Then, the handler and his or her team creates a line of treats that lead to an area that has a particular human scent. The dog sniffs a shirt or hat with the same scent and is then commanded to “find.” The dog follows the scent trail and treats to the area. When the pupper gets there, she receives praise and rewards. Then the dog repeats this all over in different locations.

·       Step 2: The handler uses fewer and fewer treats while the trail becomes longer and longer. Then, the scent area is replaced with a ‘victim,’ a person who hides from the dog.

·       Step 3: The trail become curvier and lengthens even more.

·       Step 4: The treats completely disappear and the trail is extended to take the dog about 10 minutes to find the victim. During this step, the victim may be someone the dog has never met.

·       Step 5: This one is super cool! This is the distraction step. The victim and another person walk alongside one another, then split off. The tracking dog has to continue on the original victim’s path and ignore the other person’s.

·       Training continues: After a dog can successfully follow a victim even with distractions, then the pup will be tasked with a trail that is over a day old and 2 miles long!

Search and rescue dogs need to be able to climb up a ladder, through a tunnel, and jump over hurdles.

Eventually, the dogs must take and pass a certification test.

Final Thoughts

The amazing lives of search and rescue dogs offer many reasons to admire these talented dogs! If you’ve considered training your dog to assist in the effort of saving lives, you should go for it. Search and rescue dogs find their work incredibly rewarding. You can even use a Fi collar to track where your dog’s job will take him. You’ll be amazed by what your dog can accomplish with training, patience, and persistence.

If you’re interested in training your dog to be a search and rescue canine hero, you can contact:
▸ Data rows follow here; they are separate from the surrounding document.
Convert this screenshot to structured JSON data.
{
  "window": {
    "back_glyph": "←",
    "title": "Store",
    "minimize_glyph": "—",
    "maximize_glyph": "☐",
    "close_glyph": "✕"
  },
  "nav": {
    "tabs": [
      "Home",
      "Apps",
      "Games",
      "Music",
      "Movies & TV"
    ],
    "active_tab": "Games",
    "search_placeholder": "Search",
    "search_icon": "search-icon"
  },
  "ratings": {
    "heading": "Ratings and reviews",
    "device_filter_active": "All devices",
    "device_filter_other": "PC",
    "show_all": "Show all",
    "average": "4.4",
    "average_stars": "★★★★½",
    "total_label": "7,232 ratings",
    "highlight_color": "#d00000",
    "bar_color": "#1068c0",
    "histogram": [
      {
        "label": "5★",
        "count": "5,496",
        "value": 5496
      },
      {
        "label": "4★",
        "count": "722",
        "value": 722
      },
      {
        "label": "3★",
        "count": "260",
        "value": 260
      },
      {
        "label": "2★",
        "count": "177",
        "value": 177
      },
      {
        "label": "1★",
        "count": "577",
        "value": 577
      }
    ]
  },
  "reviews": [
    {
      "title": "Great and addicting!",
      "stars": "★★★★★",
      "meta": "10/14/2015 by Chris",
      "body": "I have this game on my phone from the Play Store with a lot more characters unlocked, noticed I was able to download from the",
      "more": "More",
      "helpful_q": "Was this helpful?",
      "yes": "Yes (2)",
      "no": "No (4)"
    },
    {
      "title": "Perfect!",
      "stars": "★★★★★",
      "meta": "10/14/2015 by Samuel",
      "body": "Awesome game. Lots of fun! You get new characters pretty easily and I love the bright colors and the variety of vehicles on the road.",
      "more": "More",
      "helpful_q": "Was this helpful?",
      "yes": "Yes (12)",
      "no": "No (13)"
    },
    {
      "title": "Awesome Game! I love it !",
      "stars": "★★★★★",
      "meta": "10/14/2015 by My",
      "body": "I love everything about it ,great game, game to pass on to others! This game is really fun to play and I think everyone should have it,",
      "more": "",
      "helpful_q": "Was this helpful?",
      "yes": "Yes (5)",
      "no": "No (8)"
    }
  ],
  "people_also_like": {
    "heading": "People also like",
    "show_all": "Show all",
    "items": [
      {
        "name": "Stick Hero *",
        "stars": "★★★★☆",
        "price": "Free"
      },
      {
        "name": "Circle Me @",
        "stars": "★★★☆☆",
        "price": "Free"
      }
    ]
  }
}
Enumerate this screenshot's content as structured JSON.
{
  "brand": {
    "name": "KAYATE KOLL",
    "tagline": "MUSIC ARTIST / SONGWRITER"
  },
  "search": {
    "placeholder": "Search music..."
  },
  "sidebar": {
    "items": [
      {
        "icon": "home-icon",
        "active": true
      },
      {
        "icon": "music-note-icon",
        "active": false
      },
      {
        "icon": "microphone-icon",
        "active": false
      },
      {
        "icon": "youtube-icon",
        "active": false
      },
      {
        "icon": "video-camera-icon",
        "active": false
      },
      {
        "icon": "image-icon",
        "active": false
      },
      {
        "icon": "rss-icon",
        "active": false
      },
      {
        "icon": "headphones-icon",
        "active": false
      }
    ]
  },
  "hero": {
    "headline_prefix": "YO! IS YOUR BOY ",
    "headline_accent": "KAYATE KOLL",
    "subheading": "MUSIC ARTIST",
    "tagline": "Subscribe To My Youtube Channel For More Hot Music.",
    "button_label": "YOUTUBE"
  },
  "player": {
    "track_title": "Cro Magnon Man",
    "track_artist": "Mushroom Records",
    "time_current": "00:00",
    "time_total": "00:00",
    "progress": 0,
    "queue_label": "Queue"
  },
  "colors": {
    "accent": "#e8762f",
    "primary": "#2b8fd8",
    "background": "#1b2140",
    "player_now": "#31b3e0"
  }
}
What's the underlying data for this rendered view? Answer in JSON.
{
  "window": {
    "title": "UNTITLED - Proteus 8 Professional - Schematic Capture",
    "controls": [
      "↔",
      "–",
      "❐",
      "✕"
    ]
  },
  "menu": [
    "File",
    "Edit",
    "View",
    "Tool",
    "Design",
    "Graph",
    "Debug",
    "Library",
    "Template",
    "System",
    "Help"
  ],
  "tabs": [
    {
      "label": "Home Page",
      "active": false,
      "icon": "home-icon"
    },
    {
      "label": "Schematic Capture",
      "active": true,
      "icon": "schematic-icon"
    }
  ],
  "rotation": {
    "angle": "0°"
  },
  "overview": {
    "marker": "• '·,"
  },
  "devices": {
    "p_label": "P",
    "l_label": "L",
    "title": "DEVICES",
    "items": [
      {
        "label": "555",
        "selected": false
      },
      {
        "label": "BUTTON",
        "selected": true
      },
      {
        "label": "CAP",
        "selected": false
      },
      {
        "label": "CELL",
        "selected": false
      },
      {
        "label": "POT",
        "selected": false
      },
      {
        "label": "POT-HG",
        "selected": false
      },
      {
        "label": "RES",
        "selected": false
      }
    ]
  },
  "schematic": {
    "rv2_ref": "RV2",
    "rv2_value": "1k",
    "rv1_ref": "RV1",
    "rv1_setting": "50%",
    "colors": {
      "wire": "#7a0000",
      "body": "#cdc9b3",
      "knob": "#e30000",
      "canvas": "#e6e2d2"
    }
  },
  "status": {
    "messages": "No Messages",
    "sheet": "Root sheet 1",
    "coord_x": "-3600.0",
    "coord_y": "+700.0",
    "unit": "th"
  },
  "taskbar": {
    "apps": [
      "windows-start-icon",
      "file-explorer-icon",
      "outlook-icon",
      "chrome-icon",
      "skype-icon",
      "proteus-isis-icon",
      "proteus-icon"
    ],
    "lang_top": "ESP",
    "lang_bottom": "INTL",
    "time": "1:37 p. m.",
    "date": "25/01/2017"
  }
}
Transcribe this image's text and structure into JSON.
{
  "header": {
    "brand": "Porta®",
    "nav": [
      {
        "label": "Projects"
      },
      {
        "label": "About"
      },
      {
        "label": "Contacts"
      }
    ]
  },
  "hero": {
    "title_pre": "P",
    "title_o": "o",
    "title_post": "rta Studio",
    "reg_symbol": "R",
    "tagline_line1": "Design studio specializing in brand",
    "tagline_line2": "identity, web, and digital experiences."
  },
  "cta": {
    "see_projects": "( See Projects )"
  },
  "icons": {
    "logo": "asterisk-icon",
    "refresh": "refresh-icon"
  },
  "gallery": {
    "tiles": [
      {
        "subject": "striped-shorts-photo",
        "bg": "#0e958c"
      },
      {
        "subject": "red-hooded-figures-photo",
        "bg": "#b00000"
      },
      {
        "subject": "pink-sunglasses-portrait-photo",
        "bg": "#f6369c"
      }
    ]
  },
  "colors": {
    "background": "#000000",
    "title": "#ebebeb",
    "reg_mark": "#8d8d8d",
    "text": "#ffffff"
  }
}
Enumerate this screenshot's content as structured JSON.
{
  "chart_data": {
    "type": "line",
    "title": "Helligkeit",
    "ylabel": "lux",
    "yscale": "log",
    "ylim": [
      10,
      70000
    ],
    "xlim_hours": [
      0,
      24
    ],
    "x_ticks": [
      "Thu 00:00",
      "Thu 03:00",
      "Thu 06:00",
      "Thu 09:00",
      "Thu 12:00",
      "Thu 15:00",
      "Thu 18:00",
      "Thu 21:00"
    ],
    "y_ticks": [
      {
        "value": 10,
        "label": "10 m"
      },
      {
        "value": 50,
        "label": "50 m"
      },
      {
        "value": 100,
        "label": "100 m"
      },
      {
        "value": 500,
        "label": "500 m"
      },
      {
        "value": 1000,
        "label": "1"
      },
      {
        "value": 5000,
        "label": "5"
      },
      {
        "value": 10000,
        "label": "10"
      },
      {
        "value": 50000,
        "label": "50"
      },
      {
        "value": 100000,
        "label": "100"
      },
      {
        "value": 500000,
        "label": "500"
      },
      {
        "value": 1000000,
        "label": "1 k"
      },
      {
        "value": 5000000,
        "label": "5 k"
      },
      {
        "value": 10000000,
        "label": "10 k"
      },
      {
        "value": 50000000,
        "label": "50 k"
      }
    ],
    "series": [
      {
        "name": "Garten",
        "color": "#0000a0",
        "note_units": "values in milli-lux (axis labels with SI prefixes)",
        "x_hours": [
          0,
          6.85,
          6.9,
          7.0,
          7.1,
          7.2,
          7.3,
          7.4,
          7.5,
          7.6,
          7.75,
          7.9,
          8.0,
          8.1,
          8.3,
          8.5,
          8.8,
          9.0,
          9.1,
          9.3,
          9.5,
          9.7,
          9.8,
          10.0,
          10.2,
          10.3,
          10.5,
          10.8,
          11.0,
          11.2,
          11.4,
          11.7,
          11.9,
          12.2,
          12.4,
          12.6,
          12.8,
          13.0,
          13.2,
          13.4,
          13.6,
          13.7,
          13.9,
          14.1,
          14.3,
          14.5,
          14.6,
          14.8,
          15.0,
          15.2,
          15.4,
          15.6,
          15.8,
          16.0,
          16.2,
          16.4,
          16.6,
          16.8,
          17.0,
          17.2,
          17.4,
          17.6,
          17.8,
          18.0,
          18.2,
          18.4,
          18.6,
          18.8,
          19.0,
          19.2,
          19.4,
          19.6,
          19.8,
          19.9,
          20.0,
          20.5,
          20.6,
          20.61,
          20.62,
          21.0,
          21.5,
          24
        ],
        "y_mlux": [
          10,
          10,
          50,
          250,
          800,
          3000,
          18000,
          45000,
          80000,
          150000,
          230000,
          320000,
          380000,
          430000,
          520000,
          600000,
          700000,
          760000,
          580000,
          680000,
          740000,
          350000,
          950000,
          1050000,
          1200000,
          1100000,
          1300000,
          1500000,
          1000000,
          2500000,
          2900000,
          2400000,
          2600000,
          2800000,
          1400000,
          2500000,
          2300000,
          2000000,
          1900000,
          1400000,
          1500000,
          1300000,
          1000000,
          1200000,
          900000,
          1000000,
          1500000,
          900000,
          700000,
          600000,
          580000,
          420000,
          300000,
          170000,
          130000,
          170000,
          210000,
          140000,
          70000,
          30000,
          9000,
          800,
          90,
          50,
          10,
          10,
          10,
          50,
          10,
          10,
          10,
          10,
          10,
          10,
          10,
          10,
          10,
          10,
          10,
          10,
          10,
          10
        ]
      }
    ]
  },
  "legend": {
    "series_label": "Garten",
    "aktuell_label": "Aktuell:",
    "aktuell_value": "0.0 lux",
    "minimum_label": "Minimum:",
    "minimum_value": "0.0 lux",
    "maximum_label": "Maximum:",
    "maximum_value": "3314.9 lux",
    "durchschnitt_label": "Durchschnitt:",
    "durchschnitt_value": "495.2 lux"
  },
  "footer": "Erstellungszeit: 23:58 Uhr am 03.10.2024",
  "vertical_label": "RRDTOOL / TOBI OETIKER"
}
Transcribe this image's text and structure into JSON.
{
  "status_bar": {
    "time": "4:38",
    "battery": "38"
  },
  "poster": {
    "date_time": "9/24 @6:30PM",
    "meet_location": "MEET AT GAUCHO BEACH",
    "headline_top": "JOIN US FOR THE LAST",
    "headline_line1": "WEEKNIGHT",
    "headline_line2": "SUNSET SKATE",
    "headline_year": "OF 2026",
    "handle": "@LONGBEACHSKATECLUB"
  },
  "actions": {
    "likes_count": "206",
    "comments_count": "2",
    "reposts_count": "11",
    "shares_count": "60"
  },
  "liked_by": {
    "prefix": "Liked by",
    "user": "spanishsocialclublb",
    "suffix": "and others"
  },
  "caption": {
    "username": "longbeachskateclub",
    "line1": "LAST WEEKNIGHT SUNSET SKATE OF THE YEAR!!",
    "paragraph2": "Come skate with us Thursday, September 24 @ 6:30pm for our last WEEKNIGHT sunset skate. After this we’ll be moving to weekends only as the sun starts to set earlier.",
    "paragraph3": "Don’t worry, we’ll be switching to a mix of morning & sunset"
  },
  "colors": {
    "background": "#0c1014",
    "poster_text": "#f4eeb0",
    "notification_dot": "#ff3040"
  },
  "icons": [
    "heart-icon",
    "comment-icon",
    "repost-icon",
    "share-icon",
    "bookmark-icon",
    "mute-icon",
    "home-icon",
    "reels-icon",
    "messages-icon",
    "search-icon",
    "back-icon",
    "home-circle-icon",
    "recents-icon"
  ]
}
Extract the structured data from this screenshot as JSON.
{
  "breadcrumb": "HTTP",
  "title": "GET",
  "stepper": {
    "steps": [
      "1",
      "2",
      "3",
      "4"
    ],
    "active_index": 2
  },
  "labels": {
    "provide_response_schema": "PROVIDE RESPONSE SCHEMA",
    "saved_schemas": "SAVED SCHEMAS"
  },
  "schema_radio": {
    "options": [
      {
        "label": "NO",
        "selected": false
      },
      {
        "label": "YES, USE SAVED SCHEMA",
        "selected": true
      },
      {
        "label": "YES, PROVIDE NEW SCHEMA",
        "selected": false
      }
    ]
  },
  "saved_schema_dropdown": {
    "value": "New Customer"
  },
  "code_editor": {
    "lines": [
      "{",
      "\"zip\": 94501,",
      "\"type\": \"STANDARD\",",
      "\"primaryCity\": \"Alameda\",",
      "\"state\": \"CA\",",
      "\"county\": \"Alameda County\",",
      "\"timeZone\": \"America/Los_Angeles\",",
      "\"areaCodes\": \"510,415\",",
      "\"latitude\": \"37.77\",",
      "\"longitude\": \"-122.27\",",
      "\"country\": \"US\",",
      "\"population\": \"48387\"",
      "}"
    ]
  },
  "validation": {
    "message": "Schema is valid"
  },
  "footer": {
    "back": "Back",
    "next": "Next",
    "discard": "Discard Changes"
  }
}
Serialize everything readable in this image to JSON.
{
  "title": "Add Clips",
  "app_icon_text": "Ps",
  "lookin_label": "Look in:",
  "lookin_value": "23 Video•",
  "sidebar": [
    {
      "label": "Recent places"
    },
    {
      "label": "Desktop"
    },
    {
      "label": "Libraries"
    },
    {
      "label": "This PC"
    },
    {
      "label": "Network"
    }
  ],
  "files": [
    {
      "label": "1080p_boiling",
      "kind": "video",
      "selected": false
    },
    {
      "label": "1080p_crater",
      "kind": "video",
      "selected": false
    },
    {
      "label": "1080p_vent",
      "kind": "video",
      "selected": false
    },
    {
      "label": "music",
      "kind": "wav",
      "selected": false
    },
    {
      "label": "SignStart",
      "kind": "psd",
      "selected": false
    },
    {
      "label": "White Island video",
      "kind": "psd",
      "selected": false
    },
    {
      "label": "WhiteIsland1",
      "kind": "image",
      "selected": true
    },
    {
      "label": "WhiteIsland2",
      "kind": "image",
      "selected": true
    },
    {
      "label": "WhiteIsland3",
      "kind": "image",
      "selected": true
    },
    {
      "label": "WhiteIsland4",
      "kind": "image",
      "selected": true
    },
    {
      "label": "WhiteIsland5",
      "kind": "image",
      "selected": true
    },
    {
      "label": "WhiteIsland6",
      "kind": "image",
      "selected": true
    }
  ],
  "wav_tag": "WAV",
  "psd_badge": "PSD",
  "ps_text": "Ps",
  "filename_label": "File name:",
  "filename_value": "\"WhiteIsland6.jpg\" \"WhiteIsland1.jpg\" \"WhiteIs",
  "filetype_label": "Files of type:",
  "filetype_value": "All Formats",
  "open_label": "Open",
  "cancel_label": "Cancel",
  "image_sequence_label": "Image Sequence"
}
·       Search and Rescue Dogs of the United States (SARUS)

·       FEMA’s Urban Search and Rescue Certification

·       National Search Dog Alliance

·       National Association of Search and Rescue (for handlers and dogs)